The route to the summit meandered for just under a mile, with steady climbing up to 705m, where we were rewarded with a typical rocky summit for this area. Views from here stretched along the Langdale valley and back towards the head of Windermere and Little Langdale, as well as higher levels views of Wetherlam and Swirl How

For all the climbing up to the summit, we now had to descend the rocky path down to the pass between Blisco and Crinkle Crags, some 200m below us. At this point my knees fell out with me and didn’t make friends again until I got back to the camp site. Don’t blame them after how I treat them sometimes :^)

We then took a small diversion, heading on the track back towards Wrynose, to check out Long Scar for a future climbing trip, and more specifically the needle at the end of the crag. The route looked interesting, with some nice chimney work needed, however there were several other lines which looked worthy of some investigation, including some nice crack routes.

Once back on the main Blisco to Crinkle Crags track, we started the long slog up to the triple summit that is Crinkle Crags. This was an almost constant 350m of ascent with a short plateau behind Great Knott, and several short breaks were needed for the aching legs. I would love to tell you the views were worth it, but I can’t, from behind Great Knott to the top of the Band, all I saw was cloud, cloud and more cloud. This accounts for the lack of photos from this section of the walk! It also made later navigation over the top of Crinkle a regular map checking affair as it was all too easy to take one of the many wrong paths with no visual point of reference. This is one summit I am going to have to revisit in better weather to appreciate them properly.

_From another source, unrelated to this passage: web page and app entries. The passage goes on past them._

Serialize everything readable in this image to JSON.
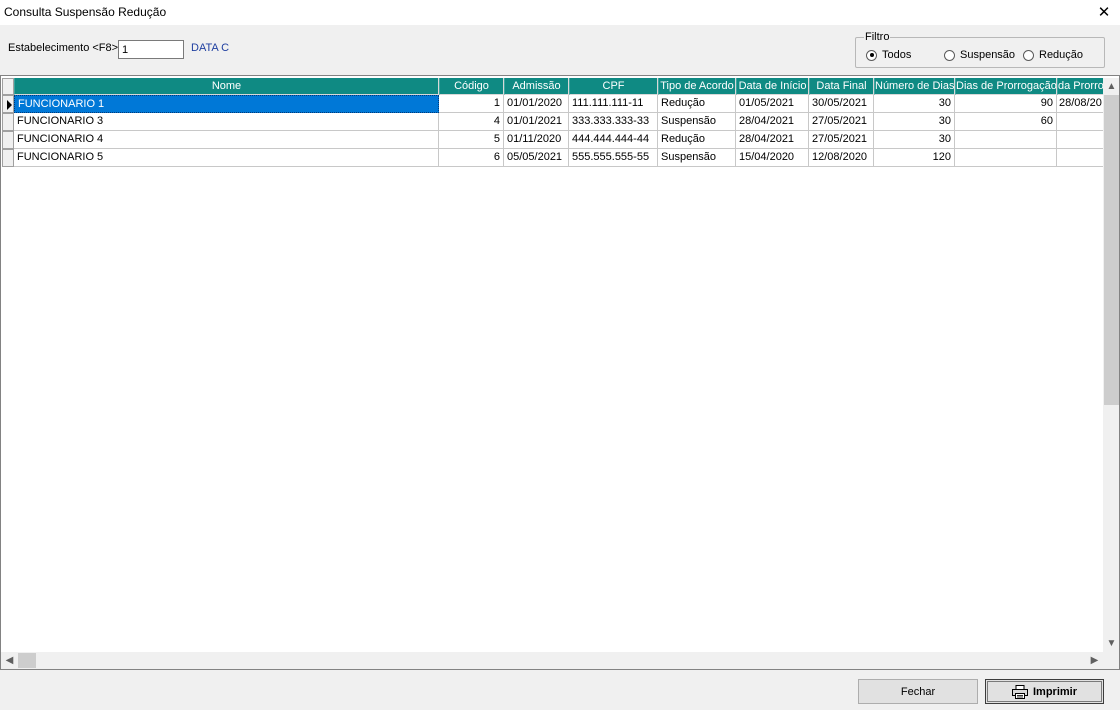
{
  "window": {
    "title": "Consulta Suspensão Redução",
    "close_glyph": "✕"
  },
  "filter": {
    "estabelecimento_label": "Estabelecimento <F8>",
    "estabelecimento_value": "1",
    "estabelecimento_name": "DATA C",
    "group_label": "Filtro",
    "options": [
      {
        "label": "Todos",
        "checked": true
      },
      {
        "label": "Suspensão",
        "checked": false
      },
      {
        "label": "Redução",
        "checked": false
      }
    ]
  },
  "grid": {
    "columns": [
      "Nome",
      "Código",
      "Admissão",
      "CPF",
      "Tipo de Acordo",
      "Data de Início",
      "Data Final",
      "Número de Dias",
      "Dias de Prorrogação",
      "da Prorrog"
    ],
    "rows": [
      {
        "nome": "FUNCIONARIO 1",
        "codigo": "1",
        "admissao": "01/01/2020",
        "cpf": "111.111.111-11",
        "tipo": "Redução",
        "inicio": "01/05/2021",
        "final": "30/05/2021",
        "dias": "30",
        "prorrogacao": "90",
        "data_prorrog": "28/08/20",
        "selected": true
      },
      {
        "nome": "FUNCIONARIO 3",
        "codigo": "4",
        "admissao": "01/01/2021",
        "cpf": "333.333.333-33",
        "tipo": "Suspensão",
        "inicio": "28/04/2021",
        "final": "27/05/2021",
        "dias": "30",
        "prorrogacao": "60",
        "data_prorrog": "",
        "selected": false
      },
      {
        "nome": "FUNCIONARIO 4",
        "codigo": "5",
        "admissao": "01/11/2020",
        "cpf": "444.444.444-44",
        "tipo": "Redução",
        "inicio": "28/04/2021",
        "final": "27/05/2021",
        "dias": "30",
        "prorrogacao": "",
        "data_prorrog": "",
        "selected": false
      },
      {
        "nome": "FUNCIONARIO 5",
        "codigo": "6",
        "admissao": "05/05/2021",
        "cpf": "555.555.555-55",
        "tipo": "Suspensão",
        "inicio": "15/04/2020",
        "final": "12/08/2020",
        "dias": "120",
        "prorrogacao": "",
        "data_prorrog": "",
        "selected": false
      }
    ]
  },
  "buttons": {
    "fechar": "Fechar",
    "imprimir": "Imprimir"
  },
  "colors": {
    "header": "#0f8a83",
    "selection": "#0078d7",
    "link": "#1f3fa0"
  }
}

Taking in the 3 (or 4) tops we then started the descent to the three tarns at top of the Band and our final stretch of the day. I have a love and hate relationship with the Band, as I ascended up on my previous trip and descended it on this trip, and it is the same either way, you get nowhere fast, apart from the top and bottom sections it seems to go on forever without you seeming to gain a lot up or down. Looking at a map you can see why, you don’t, its the last kilometre at each end where you make the gains or losses. However it does get you to some great places.

It was halfway down the Band the rain finally hit us, and it hit me hard, with hailstones which stung, for 15-20 minutes. I also found out my waterproof trousers were not entirely that as well. I was glad when the rain stopped and the farm at Stool End came into view, and soon was behind us. The last 2 km to the camp saw intermittent showers, before we reach the, still there, tents.

Getting into dry kit, we sat out the showers in the tent and did a run to the Old Dungeon Ghyll during a break in the rain, which didn’t make an appearance for the rest of the night. The planned camp dinner got abandoned for 6 pints and a chilli at the pub. And 6 very nice real ales they were too! In fact they must have been good as I felt fine in the morning.

After breakfast and a cuppa at the tent, some early rain put pay to any climbing in Langdale, so we headed out to Ambleside for shopping and a cuppa and second brekkie at Nicks Kitchen (nice spicy ketchup for the sausage butties), and then back south for some local climbing. The rain followed us all the way to the Barrow area, where we shot down the A6 to go to Warton Quarry, but that was closed for a nesting pair of peregrine falcons, unfortunately we didn’t see the parents, just the chicks. An alternative of some easy climbing at Denham hit the spot, before heading to pick the car up from my mates house.

Not what we planned for the 2 days, but a good one nether the less, with most of the Langdale hills done now (only Langdale pikes left now, which I will do in a day trip). Was also impressed with the National Trust site and will be returning there.